What is remarketing?
So, I can just imagine you reading this and thinking that you barely have time to market your school, much less remarket it. Anyway, what exactly is remarketing?
You and I are targets of companies' remarketing efforts every time we surf the web. For example, I was looking at bread machines the other day. After I left Amazon, I went to The Guardian to check the headlines and then went on to Facebook. Each
I asked Attorney Sara Goldsmith Schwartz, whose "practice is focused on the critical issues facing school administrators and leadership," to answer my questions and provide some general guidance regarding best practices for enrollment agreements. This article is intended for the information of owners, administrators, and trustees of small to medium size private schools. ~ Rob Kennedy
The relationship between parents, students and the school is determined by contract law. Can you tell us what that means?
The relationship between parents, students, and the school is based on a lot of documents, including the student/parent handbook, the code of conduct, the enrollment agreement and more.
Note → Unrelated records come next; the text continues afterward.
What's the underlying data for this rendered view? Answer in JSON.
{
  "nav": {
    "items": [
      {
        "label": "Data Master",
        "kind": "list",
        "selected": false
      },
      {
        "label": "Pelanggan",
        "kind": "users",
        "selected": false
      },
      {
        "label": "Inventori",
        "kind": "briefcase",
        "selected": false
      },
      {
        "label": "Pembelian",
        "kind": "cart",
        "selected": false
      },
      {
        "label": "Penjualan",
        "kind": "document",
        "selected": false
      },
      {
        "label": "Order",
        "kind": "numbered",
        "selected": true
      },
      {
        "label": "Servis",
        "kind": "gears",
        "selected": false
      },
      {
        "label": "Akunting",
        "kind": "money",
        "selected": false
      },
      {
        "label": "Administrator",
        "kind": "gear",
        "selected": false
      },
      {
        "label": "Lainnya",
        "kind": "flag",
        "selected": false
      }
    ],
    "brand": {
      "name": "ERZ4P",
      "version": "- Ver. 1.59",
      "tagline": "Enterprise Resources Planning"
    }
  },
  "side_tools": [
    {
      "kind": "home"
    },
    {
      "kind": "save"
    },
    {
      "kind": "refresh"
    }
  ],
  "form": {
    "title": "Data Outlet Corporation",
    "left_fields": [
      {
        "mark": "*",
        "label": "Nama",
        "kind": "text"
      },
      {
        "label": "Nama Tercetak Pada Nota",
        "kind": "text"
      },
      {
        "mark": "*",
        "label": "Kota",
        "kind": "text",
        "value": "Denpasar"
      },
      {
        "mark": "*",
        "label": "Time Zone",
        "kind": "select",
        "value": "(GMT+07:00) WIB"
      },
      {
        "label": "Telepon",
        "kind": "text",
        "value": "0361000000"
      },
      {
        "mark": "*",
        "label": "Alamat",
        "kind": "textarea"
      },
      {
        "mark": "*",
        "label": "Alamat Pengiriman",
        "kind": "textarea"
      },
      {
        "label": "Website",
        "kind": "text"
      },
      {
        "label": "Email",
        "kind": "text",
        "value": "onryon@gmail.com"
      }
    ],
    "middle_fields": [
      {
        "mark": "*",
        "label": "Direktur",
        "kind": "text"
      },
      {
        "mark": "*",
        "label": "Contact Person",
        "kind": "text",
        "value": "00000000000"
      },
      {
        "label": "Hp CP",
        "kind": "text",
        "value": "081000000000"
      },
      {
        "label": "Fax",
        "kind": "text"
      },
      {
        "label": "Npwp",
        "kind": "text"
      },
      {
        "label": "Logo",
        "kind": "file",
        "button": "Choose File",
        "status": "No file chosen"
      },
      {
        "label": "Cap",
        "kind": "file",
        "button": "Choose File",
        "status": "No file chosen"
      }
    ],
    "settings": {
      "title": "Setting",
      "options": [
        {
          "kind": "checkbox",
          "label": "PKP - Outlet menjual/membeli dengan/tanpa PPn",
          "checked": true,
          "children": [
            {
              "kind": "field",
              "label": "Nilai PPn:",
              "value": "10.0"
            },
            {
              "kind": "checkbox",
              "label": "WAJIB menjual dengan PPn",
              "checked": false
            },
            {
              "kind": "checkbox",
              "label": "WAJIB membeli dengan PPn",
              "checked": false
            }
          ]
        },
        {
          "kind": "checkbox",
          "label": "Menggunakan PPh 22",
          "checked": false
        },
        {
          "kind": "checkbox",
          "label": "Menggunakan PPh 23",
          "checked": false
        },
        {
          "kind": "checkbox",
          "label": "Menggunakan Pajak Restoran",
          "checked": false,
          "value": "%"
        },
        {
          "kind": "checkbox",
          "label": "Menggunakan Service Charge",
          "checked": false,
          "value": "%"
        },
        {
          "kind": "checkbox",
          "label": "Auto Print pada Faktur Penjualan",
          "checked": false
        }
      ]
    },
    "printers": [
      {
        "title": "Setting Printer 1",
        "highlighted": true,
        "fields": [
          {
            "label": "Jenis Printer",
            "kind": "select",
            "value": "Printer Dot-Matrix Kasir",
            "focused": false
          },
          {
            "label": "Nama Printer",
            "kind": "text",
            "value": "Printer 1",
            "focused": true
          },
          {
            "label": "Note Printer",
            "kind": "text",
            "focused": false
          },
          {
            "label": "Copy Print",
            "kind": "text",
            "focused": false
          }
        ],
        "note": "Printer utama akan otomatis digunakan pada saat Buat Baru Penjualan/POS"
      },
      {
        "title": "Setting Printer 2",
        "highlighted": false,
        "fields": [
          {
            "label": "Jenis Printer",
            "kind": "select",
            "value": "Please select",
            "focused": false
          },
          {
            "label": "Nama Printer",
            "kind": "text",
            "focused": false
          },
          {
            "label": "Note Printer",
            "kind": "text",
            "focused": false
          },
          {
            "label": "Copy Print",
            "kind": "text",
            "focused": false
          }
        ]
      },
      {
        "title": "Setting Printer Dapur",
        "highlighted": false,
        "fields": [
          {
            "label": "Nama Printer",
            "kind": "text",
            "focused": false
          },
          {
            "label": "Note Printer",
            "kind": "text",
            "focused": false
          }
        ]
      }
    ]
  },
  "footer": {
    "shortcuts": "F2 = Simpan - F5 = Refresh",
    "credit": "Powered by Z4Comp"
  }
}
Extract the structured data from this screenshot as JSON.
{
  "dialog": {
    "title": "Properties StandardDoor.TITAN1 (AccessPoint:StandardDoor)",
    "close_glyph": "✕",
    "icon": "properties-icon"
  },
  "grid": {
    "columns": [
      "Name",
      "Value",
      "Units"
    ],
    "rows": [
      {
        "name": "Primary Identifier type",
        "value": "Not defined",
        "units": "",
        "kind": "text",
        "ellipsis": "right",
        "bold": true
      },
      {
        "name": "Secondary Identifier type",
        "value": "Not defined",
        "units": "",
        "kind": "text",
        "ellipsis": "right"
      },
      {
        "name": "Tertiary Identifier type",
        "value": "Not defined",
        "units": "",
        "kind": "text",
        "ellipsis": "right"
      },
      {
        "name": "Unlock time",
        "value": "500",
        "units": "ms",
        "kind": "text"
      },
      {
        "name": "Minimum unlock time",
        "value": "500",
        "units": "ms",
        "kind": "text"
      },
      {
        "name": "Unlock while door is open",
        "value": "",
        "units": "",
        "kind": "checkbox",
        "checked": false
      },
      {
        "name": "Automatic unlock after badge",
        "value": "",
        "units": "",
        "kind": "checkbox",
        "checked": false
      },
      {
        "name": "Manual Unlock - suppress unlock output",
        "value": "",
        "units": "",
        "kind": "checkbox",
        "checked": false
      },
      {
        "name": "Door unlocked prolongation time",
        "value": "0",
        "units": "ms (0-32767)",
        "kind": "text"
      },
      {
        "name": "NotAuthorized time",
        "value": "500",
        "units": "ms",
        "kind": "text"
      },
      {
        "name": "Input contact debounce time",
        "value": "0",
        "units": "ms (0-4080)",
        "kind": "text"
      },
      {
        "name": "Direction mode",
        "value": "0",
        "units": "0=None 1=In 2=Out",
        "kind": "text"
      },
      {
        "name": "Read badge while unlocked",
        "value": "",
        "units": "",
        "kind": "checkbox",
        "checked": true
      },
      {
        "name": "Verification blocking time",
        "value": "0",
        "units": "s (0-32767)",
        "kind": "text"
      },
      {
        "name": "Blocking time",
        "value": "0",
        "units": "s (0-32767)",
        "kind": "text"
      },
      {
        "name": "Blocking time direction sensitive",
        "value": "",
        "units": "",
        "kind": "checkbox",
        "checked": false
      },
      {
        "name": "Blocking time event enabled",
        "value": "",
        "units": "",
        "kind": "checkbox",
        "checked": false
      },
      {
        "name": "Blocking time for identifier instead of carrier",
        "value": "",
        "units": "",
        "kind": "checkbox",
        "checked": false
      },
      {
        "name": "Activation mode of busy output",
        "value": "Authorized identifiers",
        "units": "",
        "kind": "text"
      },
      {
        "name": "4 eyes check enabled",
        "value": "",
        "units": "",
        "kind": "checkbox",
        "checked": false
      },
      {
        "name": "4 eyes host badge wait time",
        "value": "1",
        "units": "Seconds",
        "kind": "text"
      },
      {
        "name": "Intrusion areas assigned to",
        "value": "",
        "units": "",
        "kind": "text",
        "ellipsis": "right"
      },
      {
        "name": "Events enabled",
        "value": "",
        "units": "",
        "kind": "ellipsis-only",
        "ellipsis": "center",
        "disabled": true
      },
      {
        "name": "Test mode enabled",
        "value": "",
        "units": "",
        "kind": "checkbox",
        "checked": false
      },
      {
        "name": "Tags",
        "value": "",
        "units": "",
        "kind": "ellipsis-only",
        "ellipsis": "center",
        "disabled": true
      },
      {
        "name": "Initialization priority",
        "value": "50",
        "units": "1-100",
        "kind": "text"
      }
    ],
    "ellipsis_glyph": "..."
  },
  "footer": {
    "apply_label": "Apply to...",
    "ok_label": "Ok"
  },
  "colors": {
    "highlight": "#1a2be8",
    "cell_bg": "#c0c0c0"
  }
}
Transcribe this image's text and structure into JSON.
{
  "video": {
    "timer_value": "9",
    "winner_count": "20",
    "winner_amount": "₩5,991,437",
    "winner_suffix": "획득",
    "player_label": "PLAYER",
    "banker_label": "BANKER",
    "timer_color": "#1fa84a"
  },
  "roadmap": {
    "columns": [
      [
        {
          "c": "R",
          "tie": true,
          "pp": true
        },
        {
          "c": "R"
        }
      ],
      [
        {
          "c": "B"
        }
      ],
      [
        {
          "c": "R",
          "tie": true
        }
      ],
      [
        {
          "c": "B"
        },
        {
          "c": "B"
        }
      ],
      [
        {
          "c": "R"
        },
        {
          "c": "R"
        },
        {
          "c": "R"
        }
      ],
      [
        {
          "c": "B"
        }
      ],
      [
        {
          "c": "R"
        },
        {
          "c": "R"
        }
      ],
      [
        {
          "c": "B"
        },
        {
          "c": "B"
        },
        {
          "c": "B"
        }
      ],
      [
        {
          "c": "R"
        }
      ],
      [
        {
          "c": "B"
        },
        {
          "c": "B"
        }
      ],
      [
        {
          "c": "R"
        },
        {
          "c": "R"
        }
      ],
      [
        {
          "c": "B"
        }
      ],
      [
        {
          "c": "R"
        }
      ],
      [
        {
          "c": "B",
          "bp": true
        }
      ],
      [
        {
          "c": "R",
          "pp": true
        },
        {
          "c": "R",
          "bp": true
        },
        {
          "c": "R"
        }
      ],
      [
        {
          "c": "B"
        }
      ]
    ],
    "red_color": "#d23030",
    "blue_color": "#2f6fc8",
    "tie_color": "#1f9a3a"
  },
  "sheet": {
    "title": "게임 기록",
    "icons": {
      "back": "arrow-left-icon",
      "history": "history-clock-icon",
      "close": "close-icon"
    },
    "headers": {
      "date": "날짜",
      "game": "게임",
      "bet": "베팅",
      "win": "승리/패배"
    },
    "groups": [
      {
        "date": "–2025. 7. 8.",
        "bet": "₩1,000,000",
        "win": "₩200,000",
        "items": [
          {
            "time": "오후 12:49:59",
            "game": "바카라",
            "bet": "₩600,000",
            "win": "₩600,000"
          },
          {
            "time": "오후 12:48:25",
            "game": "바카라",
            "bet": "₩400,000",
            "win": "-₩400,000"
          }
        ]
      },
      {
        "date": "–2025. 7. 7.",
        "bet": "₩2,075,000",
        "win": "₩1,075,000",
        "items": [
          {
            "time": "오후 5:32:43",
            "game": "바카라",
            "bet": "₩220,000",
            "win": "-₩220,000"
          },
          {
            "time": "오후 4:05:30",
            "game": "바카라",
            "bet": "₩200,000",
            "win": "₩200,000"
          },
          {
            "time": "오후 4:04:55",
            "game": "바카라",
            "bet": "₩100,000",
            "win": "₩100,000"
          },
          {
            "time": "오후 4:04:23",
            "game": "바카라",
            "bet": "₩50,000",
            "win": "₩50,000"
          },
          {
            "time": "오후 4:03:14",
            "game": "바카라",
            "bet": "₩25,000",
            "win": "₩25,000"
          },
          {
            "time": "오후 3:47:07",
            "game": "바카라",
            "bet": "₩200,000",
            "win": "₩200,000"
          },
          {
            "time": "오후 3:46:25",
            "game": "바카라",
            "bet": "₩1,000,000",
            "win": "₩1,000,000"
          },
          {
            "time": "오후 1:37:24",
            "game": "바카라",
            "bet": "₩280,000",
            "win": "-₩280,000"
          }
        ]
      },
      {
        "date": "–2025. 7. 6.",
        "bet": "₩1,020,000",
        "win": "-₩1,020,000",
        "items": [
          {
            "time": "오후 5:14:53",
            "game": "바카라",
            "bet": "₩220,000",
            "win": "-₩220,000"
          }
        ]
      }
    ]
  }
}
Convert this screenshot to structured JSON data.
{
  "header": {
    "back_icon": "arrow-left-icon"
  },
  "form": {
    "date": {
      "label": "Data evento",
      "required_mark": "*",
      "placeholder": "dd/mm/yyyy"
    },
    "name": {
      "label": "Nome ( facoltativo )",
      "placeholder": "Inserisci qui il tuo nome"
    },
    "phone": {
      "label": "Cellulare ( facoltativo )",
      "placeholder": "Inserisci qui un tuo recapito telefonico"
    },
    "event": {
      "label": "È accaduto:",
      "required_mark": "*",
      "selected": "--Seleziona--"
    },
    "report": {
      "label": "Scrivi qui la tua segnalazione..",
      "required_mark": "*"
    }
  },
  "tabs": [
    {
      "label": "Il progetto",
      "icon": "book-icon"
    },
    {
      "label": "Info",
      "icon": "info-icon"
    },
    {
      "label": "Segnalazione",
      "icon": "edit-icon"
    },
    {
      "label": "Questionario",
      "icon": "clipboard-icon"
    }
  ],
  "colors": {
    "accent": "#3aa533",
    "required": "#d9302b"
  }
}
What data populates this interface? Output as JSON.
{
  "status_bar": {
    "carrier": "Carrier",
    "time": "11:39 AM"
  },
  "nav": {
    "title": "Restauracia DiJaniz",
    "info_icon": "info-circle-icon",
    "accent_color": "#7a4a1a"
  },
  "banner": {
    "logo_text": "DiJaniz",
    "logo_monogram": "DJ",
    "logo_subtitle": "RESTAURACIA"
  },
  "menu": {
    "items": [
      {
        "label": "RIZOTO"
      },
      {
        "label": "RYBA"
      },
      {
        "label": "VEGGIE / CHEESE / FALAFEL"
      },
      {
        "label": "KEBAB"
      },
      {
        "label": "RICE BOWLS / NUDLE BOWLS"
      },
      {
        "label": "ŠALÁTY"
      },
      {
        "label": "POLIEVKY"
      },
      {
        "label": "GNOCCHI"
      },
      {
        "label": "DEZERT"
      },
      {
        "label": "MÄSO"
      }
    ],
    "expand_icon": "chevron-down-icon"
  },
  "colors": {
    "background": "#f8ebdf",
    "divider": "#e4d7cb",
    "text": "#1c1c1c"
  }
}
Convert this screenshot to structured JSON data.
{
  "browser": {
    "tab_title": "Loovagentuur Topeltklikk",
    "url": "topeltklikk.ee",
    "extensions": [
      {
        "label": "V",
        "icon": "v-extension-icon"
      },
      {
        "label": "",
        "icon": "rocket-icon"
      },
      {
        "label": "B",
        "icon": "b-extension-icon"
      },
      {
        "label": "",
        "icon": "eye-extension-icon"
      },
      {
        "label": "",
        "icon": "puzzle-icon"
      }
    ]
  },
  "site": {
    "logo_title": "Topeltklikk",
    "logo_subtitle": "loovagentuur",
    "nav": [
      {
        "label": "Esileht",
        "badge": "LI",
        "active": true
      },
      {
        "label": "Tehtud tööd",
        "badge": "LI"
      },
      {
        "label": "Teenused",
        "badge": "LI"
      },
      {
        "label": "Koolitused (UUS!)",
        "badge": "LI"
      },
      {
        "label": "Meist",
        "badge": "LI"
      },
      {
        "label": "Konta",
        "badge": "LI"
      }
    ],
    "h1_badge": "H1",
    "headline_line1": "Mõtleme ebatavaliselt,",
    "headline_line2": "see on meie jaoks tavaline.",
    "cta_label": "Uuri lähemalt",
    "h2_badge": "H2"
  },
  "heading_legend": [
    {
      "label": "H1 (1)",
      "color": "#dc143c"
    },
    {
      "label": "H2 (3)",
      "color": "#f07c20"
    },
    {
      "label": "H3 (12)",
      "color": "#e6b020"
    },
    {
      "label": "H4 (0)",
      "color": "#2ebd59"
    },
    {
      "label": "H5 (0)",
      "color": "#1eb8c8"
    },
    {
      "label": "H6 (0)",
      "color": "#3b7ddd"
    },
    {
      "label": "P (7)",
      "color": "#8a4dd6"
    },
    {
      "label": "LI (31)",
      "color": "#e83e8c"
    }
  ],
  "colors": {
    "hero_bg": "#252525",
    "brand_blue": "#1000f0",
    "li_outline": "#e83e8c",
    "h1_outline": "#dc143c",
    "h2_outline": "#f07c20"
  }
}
The enrollment agreement, however, is the only legal contract, and it memorializes the relationship between the parents, students, and the school, binding the parties to the terms and conditions laid out in the agreement. The agreement assists schools in collecting tuition and fees in cases of non-payment and in assessing late fees in cases of late payment. However, a comprehensive agreement addresses far more than tuition and fees.
This short clip explains why contracts are important legal documents.
How can a professionally written enrollment agreement prevent litigation in the future?
A properly drafted enrollment agreement is a cornerstone of a school’s risk management strategy. For instance, it can help deter parents from bringing claims against the school, as well as help the school prevail on such claims.
An enrollment agreement that comports with best practices and applicable
Editor's Note: I asked John Gulla, the Executive Director of the E.E. Ford Foundation to answer some questions about the Foundation's work specifically, and independent school philanthropy in general. I am grateful to him for his thoughtful responses. Rob Kennedy
JG: One does not have to read Thomas Piketty's Capital in the 21st Century, though I do strongly recommend it, to understand the challenges of late-stage capitalism and the concentration of wealth. Half of the world's wealth is now controlled by less than 1% of the population. Put another way, the wealth of the top 1% equals the wealth of the other 99%. Viewed slightly differently, fewer than 100 individuals own as much as the poorest half of the world's population. This is not the place for a discussion of how this has come about or the challenges it represents, but I think that the data provide a prima facie case for the increasing role of Private Foundations in the years ahead.
RK: What was Edward E. Ford hoping to accomplish by establishing his foundation?
JG: The current mission of the Foundation is to "strengthen and support independent secondary schools and to challenge and inspire them to leverage their unique talents, expertise and resources to advance teaching and learning throughout this country by supporting and disseminating best practice, by supporting efforts to develop and implement models of sustainability, and by encouraging